The proposal passed through the House, meaning that it has been sent on to the governor. It passed in the House by a vote of 78-40.

The only time that foreign law could come into play, under this new policy, would be if the law did not take away any of the rights that the parties on both sides have in the United States and under the laws in Florida. A judge would have to examine the case to make sure that those rights were not violated.

Those who opposed the bills said that it was not necessary to put it into law. They wanted the supporters to show when foreign laws had even been used, implying that it was something that did not happen often. Some opponents felt that the law was aimed at Muslims and that it was little more than an insult.

The bill will not be used in many cases, such as those involving businesses or those where state laws are overruled by federal laws.

If someone is involved in a custody dispute, this law could have a realistic impact going forward, so it is good to be aware of the changes to the law. As noted, it will not change many cases, but it is never wise to overlook anything that could come into play when fighting for custody rights and the best interests of a child.
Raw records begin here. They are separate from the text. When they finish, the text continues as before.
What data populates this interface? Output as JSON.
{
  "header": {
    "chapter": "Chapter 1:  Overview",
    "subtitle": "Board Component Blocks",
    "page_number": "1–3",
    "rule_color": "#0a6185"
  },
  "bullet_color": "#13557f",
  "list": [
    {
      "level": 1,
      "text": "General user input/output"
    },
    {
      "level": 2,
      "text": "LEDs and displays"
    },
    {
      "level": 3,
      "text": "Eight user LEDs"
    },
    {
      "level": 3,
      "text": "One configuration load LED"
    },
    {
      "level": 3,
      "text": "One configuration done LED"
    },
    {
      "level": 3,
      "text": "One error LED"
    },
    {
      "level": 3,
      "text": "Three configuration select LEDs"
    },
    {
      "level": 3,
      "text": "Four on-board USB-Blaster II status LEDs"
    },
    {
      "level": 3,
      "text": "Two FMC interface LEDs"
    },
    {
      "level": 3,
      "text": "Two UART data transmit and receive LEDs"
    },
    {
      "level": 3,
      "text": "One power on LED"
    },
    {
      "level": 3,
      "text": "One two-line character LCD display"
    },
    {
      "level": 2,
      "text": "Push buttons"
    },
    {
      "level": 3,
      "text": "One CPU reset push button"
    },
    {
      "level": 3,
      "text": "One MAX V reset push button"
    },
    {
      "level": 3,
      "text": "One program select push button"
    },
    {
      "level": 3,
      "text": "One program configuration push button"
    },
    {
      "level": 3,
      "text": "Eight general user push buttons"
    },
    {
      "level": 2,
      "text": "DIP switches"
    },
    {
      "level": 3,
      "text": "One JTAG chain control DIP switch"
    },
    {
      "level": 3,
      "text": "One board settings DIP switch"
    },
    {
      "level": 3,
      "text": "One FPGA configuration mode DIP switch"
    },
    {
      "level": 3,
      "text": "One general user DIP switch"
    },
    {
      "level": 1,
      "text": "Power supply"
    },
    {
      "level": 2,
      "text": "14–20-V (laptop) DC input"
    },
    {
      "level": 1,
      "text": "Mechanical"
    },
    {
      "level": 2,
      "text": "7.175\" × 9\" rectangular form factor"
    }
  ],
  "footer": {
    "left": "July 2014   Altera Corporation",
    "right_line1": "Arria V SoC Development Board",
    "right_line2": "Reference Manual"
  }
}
Source: 610 KDAL, “Florida legislature forbids use of foreign law in state court” Bill Cotterell, Apr. 30, 2014